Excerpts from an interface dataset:
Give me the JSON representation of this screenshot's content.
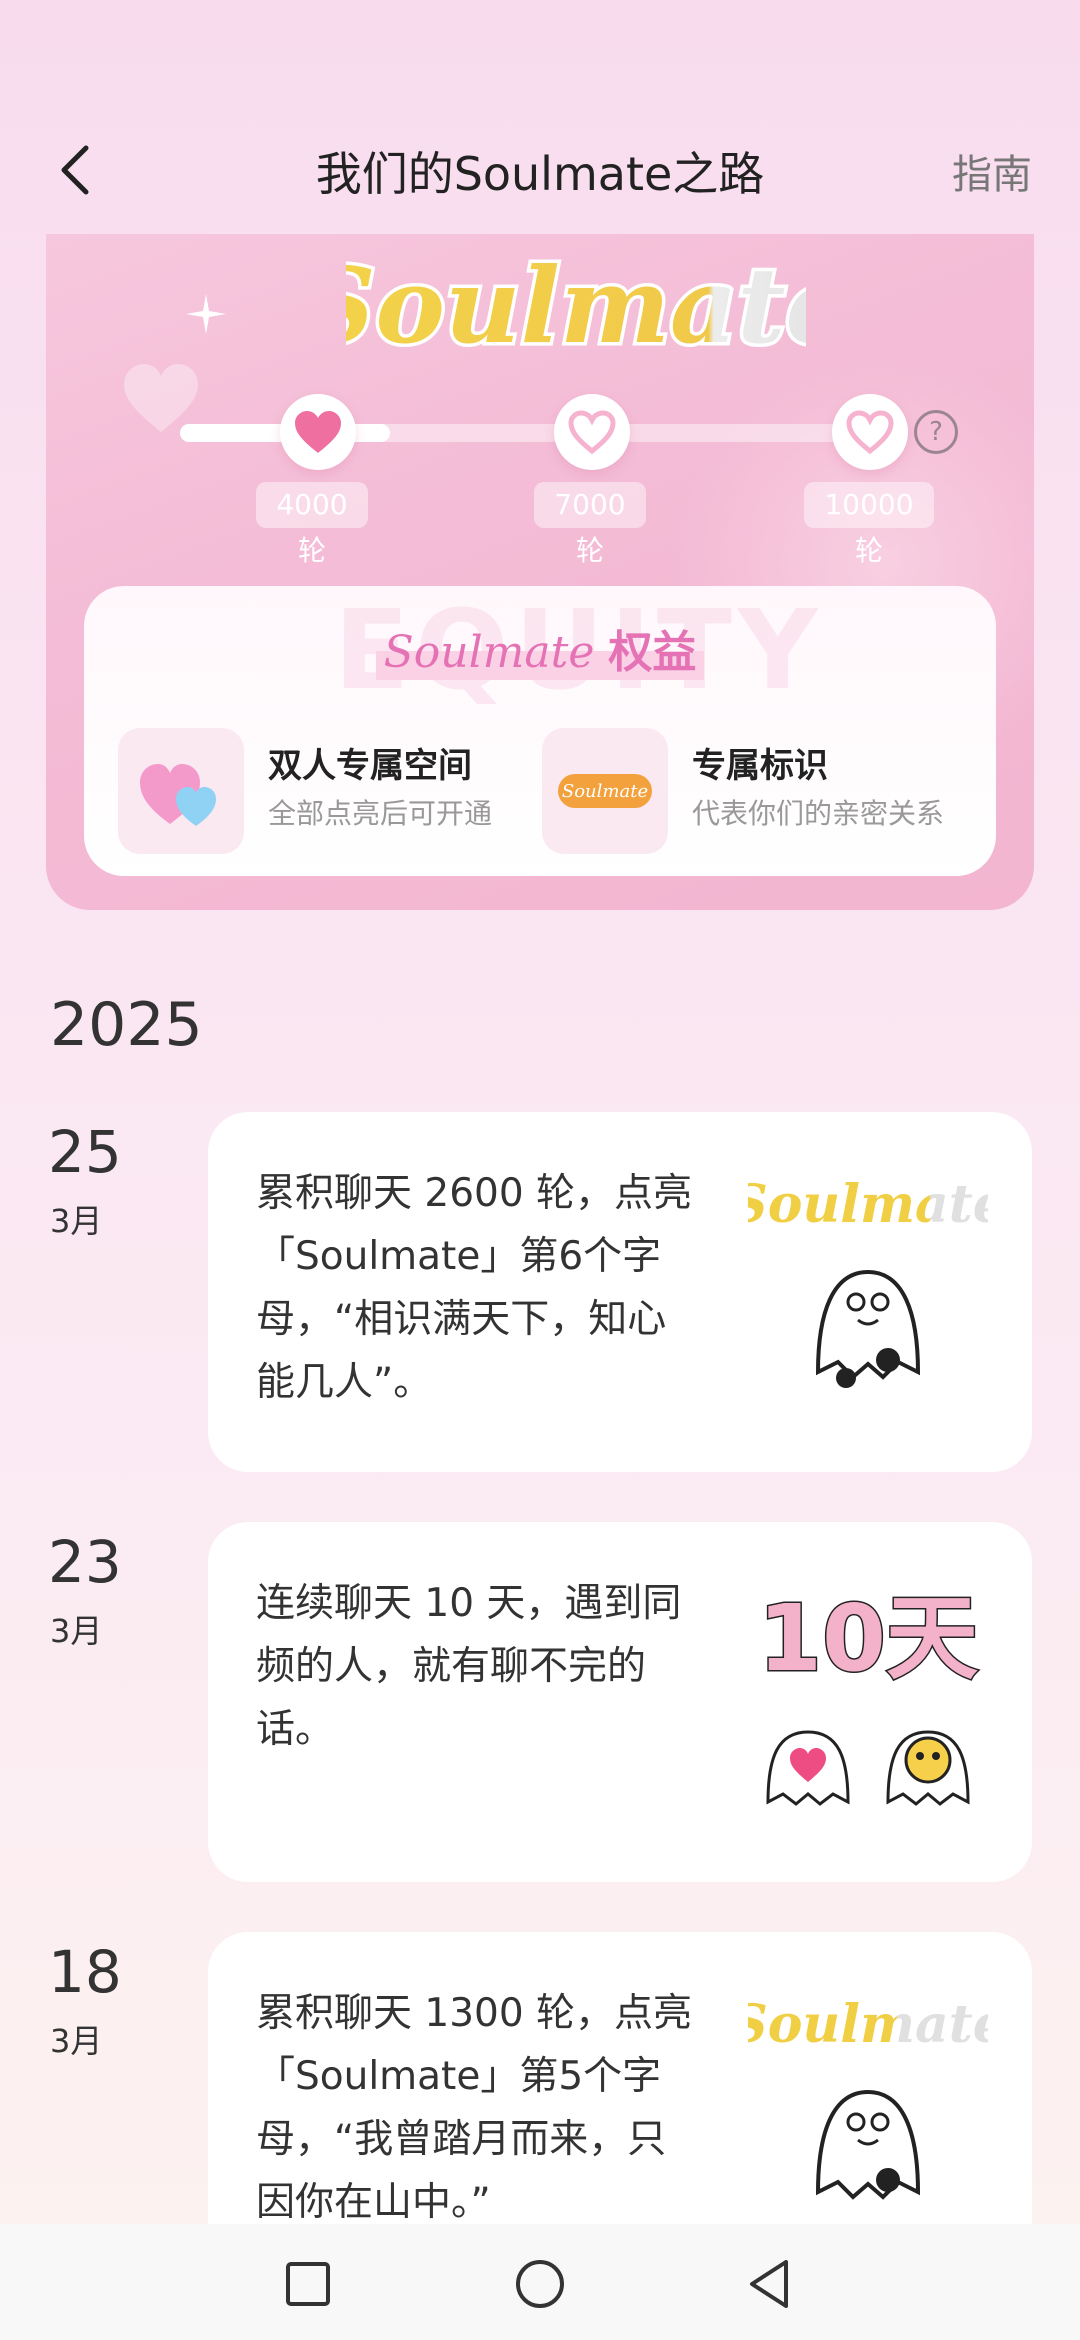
{
  "header": {
    "title": "我们的Soulmate之路",
    "guide": "指南",
    "back_icon": "chevron-left-icon"
  },
  "progress": {
    "logo_text": "Soulmate",
    "lit_letters": 6,
    "total_letters": 8,
    "fraction": 0.3,
    "milestones": [
      {
        "label": "4000轮",
        "reached": true
      },
      {
        "label": "7000轮",
        "reached": false
      },
      {
        "label": "10000轮",
        "reached": false
      }
    ],
    "help_icon": "question-circle-icon"
  },
  "benefits": {
    "watermark": "EQUITY",
    "title_prefix": "Soulmate",
    "title_suffix": "权益",
    "items": [
      {
        "name": "双人专属空间",
        "desc": "全部点亮后可开通",
        "icon": "double-heart-icon"
      },
      {
        "name": "专属标识",
        "desc": "代表你们的亲密关系",
        "icon": "soulmate-badge-icon",
        "badge_text": "Soulmate"
      }
    ]
  },
  "timeline": {
    "year": "2025",
    "entries": [
      {
        "day": "25",
        "month": "3月",
        "text": "累积聊天 2600 轮，点亮「Soulmate」第6个字母，“相识满天下，知心能几人”。",
        "art": "soulmate-ghost-art",
        "art_text": "Soulmate"
      },
      {
        "day": "23",
        "month": "3月",
        "text": "连续聊天 10 天，遇到同频的人，就有聊不完的话。",
        "art": "ten-days-ghosts-art",
        "art_text": "10天"
      },
      {
        "day": "18",
        "month": "3月",
        "text": "累积聊天 1300 轮，点亮「Soulmate」第5个字母，“我曾踏月而来，只因你在山中。”",
        "art": "soulmate-ghost-art",
        "art_text": "Soulmate"
      }
    ]
  },
  "colors": {
    "accent": "#ee6fa0",
    "gold": "#f3cf45",
    "pink_bg": "#f6c7dd"
  },
  "navbar": {
    "icons": [
      "recents-square-icon",
      "home-circle-icon",
      "back-triangle-icon"
    ]
  }
}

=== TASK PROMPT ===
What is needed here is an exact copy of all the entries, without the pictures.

=== RESULT ===
Give me the JSON representation of this screenshot's content.
{
  "header": {
    "title": "我们的Soulmate之路",
    "guide": "指南",
    "back_icon": "chevron-left-icon"
  },
  "progress": {
    "logo_text": "Soulmate",
    "lit_letters": 6,
    "total_letters": 8,
    "fraction": 0.3,
    "milestones": [
      {
        "label": "4000轮",
        "reached": true
      },
      {
        "label": "7000轮",
        "reached": false
      },
      {
        "label": "10000轮",
        "reached": false
      }
    ],
    "help_icon": "question-circle-icon"
  },
  "benefits": {
    "watermark": "EQUITY",
    "title_prefix": "Soulmate",
    "title_suffix": "权益",
    "items": [
      {
        "name": "双人专属空间",
        "desc": "全部点亮后可开通",
        "icon": "double-heart-icon"
      },
      {
        "name": "专属标识",
        "desc": "代表你们的亲密关系",
        "icon": "soulmate-badge-icon",
        "badge_text": "Soulmate"
      }
    ]
  },
  "timeline": {
    "year": "2025",
    "entries": [
      {
        "day": "25",
        "month": "3月",
        "text": "累积聊天 2600 轮，点亮「Soulmate」第6个字母，“相识满天下，知心能几人”。",
        "art": "soulmate-ghost-art",
        "art_text": "Soulmate"
      },
      {
        "day": "23",
        "month": "3月",
        "text": "连续聊天 10 天，遇到同频的人，就有聊不完的话。",
        "art": "ten-days-ghosts-art",
        "art_text": "10天"
      },
      {
        "day": "18",
        "month": "3月",
        "text": "累积聊天 1300 轮，点亮「Soulmate」第5个字母，“我曾踏月而来，只因你在山中。”",
        "art": "soulmate-ghost-art",
        "art_text": "Soulmate"
      }
    ]
  },
  "colors": {
    "accent": "#ee6fa0",
    "gold": "#f3cf45",
    "pink_bg": "#f6c7dd"
  },
  "navbar": {
    "icons": [
      "recents-square-icon",
      "home-circle-icon",
      "back-triangle-icon"
    ]
  }
}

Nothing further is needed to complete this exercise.